━━━━━ Data section ━━━━━

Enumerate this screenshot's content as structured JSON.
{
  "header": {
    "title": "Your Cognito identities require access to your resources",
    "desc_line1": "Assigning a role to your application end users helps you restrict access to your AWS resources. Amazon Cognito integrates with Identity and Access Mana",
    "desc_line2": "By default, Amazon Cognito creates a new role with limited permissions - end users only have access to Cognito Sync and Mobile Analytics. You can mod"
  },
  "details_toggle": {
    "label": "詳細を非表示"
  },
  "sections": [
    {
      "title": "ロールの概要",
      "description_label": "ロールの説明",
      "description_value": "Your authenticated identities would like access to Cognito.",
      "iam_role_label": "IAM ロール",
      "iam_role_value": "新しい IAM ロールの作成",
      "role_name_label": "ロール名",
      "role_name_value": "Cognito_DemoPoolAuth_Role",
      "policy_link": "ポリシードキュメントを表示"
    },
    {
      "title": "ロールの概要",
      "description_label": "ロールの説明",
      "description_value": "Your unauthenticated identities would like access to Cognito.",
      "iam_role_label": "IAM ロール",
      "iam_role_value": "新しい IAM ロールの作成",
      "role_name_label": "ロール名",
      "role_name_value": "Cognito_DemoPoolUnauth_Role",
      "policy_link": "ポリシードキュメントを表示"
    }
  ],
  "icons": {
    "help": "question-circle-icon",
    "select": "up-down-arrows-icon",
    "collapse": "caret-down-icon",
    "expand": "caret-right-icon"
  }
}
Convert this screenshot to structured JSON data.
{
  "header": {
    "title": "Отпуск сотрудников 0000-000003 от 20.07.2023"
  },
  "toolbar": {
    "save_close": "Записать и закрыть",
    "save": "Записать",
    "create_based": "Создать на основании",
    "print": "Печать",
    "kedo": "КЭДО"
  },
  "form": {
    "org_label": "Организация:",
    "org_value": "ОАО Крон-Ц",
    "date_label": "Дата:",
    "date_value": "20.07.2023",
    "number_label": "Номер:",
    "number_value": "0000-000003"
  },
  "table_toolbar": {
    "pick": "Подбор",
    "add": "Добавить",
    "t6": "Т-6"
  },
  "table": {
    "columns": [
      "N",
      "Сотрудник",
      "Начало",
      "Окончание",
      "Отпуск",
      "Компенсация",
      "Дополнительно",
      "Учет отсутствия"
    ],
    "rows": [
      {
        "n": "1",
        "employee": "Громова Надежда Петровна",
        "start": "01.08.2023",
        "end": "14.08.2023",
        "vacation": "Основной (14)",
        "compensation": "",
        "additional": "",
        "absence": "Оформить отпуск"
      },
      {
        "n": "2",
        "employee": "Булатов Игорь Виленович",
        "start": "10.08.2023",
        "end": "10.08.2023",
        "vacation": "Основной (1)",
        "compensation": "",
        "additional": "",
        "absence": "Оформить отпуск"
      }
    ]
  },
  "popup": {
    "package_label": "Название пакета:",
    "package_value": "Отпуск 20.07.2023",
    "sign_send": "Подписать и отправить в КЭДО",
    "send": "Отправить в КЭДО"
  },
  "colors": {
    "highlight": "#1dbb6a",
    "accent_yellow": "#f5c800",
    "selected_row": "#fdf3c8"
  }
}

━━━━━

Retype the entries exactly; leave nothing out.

Enumerate this screenshot's content as structured JSON.
{
  "header": {
    "title": "Your Cognito identities require access to your resources",
    "desc_line1": "Assigning a role to your application end users helps you restrict access to your AWS resources. Amazon Cognito integrates with Identity and Access Mana",
    "desc_line2": "By default, Amazon Cognito creates a new role with limited permissions - end users only have access to Cognito Sync and Mobile Analytics. You can mod"
  },
  "details_toggle": {
    "label": "詳細を非表示"
  },
  "sections": [
    {
      "title": "ロールの概要",
      "description_label": "ロールの説明",
      "description_value": "Your authenticated identities would like access to Cognito.",
      "iam_role_label": "IAM ロール",
      "iam_role_value": "新しい IAM ロールの作成",
      "role_name_label": "ロール名",
      "role_name_value": "Cognito_DemoPoolAuth_Role",
      "policy_link": "ポリシードキュメントを表示"
    },
    {
      "title": "ロールの概要",
      "description_label": "ロールの説明",
      "description_value": "Your unauthenticated identities would like access to Cognito.",
      "iam_role_label": "IAM ロール",
      "iam_role_value": "新しい IAM ロールの作成",
      "role_name_label": "ロール名",
      "role_name_value": "Cognito_DemoPoolUnauth_Role",
      "policy_link": "ポリシードキュメントを表示"
    }
  ],
  "icons": {
    "help": "question-circle-icon",
    "select": "up-down-arrows-icon",
    "collapse": "caret-down-icon",
    "expand": "caret-right-icon"
  }
}
Convert this screenshot to structured JSON data.
{
  "header": {
    "title": "Отпуск сотрудников 0000-000003 от 20.07.2023"
  },
  "toolbar": {
    "save_close": "Записать и закрыть",
    "save": "Записать",
    "create_based": "Создать на основании",
    "print": "Печать",
    "kedo": "КЭДО"
  },
  "form": {
    "org_label": "Организация:",
    "org_value": "ОАО Крон-Ц",
    "date_label": "Дата:",
    "date_value": "20.07.2023",
    "number_label": "Номер:",
    "number_value": "0000-000003"
  },
  "table_toolbar": {
    "pick": "Подбор",
    "add": "Добавить",
    "t6": "Т-6"
  },
  "table": {
    "columns": [
      "N",
      "Сотрудник",
      "Начало",
      "Окончание",
      "Отпуск",
      "Компенсация",
      "Дополнительно",
      "Учет отсутствия"
    ],
    "rows": [
      {
        "n": "1",
        "employee": "Громова Надежда Петровна",
        "start": "01.08.2023",
        "end": "14.08.2023",
        "vacation": "Основной (14)",
        "compensation": "",
        "additional": "",
        "absence": "Оформить отпуск"
      },
      {
        "n": "2",
        "employee": "Булатов Игорь Виленович",
        "start": "10.08.2023",
        "end": "10.08.2023",
        "vacation": "Основной (1)",
        "compensation": "",
        "additional": "",
        "absence": "Оформить отпуск"
      }
    ]
  },
  "popup": {
    "package_label": "Название пакета:",
    "package_value": "Отпуск 20.07.2023",
    "sign_send": "Подписать и отправить в КЭДО",
    "send": "Отправить в КЭДО"
  },
  "colors": {
    "highlight": "#1dbb6a",
    "accent_yellow": "#f5c800",
    "selected_row": "#fdf3c8"
  }
}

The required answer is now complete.